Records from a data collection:
++++

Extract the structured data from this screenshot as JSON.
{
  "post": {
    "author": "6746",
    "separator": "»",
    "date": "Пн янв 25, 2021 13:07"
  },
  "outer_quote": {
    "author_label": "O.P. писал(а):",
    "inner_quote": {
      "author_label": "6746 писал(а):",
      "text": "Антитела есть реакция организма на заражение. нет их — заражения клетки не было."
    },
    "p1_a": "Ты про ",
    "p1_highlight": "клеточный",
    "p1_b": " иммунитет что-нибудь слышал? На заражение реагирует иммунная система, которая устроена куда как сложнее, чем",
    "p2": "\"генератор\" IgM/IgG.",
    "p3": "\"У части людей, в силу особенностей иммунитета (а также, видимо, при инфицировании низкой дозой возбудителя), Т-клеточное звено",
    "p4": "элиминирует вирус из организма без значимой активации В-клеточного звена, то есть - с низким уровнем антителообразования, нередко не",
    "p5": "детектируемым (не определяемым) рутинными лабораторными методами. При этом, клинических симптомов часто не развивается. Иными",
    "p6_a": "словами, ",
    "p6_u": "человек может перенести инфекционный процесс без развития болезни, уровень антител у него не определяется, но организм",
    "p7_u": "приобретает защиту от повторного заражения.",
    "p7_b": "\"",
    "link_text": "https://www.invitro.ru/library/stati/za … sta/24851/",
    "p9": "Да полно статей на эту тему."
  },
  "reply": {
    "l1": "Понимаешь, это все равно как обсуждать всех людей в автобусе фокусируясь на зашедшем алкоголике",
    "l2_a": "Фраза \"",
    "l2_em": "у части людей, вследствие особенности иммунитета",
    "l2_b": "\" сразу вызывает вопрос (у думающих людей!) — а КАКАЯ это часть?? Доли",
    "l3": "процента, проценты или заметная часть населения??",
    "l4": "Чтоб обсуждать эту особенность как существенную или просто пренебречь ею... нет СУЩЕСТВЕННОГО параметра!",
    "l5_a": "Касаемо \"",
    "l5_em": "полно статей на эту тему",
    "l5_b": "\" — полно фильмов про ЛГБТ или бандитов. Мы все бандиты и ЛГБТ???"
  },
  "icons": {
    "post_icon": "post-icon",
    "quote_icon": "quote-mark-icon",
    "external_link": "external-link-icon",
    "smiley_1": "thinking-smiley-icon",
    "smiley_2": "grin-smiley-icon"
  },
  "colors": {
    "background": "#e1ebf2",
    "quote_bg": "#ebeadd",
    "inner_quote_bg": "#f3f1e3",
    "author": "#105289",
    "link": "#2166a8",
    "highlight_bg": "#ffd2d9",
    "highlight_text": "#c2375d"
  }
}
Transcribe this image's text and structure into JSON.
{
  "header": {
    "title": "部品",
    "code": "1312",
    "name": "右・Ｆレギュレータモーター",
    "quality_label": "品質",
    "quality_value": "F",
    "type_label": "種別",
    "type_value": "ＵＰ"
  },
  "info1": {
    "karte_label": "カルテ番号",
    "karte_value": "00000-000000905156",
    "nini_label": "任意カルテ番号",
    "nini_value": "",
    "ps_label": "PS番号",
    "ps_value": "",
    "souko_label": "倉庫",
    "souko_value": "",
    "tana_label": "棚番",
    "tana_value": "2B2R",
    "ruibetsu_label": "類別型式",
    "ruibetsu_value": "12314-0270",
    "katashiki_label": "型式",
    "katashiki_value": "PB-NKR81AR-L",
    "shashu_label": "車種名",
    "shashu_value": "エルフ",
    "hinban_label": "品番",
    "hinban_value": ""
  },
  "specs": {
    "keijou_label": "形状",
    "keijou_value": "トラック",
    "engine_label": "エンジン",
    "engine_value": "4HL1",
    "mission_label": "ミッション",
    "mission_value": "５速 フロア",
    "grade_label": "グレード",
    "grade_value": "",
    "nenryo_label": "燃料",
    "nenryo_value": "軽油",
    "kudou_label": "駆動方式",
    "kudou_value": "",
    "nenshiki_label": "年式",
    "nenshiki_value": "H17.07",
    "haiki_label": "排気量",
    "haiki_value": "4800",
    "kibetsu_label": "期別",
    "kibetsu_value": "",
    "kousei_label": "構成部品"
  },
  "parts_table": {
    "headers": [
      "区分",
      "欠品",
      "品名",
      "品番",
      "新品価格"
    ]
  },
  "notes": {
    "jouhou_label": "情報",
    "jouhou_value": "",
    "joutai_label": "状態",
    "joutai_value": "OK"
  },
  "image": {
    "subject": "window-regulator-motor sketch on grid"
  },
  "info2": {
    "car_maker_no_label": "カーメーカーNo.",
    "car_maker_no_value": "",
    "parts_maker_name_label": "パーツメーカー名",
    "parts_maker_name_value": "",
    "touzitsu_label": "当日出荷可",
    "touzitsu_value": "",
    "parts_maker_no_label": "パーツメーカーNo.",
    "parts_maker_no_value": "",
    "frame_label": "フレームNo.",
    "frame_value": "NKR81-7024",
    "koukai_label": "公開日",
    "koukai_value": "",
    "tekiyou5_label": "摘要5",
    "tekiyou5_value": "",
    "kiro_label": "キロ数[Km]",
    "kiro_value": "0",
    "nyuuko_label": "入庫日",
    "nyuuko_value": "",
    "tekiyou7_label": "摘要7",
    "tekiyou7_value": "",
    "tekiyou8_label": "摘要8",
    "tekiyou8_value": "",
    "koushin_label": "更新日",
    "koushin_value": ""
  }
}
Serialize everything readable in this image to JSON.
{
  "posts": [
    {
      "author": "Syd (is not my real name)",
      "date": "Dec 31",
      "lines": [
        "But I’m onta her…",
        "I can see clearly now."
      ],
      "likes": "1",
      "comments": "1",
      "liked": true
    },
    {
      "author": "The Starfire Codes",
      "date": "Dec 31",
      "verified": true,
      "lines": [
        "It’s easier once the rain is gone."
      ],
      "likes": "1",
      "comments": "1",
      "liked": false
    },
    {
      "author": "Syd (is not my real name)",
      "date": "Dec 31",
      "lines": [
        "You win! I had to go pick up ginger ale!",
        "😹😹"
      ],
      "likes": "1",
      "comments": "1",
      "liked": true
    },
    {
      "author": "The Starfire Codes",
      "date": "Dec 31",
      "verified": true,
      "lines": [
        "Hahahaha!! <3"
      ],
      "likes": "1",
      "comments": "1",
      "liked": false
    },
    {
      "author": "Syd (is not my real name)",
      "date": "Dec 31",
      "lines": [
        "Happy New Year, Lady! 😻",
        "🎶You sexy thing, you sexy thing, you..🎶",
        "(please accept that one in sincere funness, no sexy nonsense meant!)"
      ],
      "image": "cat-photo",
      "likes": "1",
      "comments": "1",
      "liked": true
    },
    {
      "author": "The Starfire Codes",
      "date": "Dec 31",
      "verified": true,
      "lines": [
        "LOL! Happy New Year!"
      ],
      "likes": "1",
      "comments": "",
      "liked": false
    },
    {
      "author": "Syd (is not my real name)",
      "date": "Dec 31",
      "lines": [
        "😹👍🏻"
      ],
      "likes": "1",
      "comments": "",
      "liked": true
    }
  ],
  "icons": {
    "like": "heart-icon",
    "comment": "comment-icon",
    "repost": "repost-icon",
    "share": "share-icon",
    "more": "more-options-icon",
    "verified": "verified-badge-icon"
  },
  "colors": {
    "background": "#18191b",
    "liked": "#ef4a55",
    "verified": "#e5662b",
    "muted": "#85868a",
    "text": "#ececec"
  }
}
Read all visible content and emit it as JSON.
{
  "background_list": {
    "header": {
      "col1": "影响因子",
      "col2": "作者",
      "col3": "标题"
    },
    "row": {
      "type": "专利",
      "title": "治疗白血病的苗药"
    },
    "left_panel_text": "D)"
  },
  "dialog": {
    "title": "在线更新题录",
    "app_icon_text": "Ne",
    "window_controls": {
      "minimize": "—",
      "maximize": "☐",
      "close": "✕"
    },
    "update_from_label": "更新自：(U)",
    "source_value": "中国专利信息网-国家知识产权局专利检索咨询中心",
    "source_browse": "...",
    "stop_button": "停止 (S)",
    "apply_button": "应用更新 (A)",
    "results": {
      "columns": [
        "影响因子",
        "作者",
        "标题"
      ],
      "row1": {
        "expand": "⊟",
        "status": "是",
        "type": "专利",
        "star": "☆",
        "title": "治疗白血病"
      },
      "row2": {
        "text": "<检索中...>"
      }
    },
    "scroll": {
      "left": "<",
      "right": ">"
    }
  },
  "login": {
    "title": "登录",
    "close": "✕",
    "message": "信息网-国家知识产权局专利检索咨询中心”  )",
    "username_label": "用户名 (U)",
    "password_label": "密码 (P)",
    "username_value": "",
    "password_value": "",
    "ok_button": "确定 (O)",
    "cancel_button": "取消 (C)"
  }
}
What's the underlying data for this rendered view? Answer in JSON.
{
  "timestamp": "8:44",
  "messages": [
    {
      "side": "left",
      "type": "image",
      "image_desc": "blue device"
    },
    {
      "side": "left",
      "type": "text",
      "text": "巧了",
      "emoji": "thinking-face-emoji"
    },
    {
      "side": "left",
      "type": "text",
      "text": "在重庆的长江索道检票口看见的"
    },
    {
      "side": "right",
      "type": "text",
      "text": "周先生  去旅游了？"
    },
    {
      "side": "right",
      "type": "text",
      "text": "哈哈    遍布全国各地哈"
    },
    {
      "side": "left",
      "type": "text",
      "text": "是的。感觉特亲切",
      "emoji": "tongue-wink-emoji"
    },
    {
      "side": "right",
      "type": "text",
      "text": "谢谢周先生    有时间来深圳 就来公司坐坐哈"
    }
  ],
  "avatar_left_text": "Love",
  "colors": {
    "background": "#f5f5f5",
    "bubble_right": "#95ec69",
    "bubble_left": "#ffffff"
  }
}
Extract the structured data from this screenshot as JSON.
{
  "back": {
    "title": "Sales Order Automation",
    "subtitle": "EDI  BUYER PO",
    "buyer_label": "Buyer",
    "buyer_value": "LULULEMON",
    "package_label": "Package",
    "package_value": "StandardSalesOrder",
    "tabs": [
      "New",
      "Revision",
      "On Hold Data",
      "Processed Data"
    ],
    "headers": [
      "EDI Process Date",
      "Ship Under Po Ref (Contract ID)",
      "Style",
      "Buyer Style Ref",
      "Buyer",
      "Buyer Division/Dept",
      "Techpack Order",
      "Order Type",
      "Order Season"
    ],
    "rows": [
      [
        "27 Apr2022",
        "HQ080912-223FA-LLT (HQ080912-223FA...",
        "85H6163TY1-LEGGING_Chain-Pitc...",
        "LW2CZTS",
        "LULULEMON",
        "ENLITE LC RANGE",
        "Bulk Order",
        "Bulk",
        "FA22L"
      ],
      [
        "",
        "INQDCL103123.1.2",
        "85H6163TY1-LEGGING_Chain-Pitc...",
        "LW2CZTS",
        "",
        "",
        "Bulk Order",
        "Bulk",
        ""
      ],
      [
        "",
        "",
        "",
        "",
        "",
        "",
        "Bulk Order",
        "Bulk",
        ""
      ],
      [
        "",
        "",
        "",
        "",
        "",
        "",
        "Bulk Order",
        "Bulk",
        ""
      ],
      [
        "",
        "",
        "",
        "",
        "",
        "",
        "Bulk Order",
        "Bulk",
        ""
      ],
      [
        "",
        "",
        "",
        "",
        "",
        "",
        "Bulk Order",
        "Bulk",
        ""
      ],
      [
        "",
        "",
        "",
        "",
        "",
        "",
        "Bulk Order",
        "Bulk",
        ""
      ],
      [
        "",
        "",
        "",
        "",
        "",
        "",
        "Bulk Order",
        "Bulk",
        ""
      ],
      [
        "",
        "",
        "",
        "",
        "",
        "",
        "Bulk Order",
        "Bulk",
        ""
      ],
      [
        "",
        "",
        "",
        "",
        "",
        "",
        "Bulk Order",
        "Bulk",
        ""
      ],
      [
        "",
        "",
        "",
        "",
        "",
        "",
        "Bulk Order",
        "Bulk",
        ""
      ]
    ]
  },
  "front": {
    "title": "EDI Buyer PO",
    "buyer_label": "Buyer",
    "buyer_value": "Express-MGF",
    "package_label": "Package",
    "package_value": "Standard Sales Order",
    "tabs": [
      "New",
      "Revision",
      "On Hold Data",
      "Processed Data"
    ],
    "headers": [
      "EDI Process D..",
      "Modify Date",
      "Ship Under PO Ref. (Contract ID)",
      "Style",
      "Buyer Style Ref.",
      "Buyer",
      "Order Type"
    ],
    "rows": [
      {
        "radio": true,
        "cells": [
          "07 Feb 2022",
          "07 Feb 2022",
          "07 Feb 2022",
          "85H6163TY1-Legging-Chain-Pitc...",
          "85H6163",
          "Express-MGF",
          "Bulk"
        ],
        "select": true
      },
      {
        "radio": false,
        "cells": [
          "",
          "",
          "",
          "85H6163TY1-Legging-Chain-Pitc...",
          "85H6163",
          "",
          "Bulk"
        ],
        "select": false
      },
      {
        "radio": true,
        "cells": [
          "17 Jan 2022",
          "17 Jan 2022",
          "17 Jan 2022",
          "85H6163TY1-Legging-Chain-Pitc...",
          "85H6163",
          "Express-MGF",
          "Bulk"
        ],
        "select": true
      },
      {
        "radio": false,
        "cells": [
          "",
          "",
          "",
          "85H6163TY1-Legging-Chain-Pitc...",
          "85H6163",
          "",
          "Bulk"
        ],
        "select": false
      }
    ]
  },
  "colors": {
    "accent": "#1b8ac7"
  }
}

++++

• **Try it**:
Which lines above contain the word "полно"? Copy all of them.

• **Answer to the exercise**:
    "p9": "Да полно статей на эту тему."
    "l5_em": "полно статей на эту тему",
    "l5_b": "\" — полно фильмов про ЛГБТ или бандитов. Мы все бандиты и ЛГБТ???"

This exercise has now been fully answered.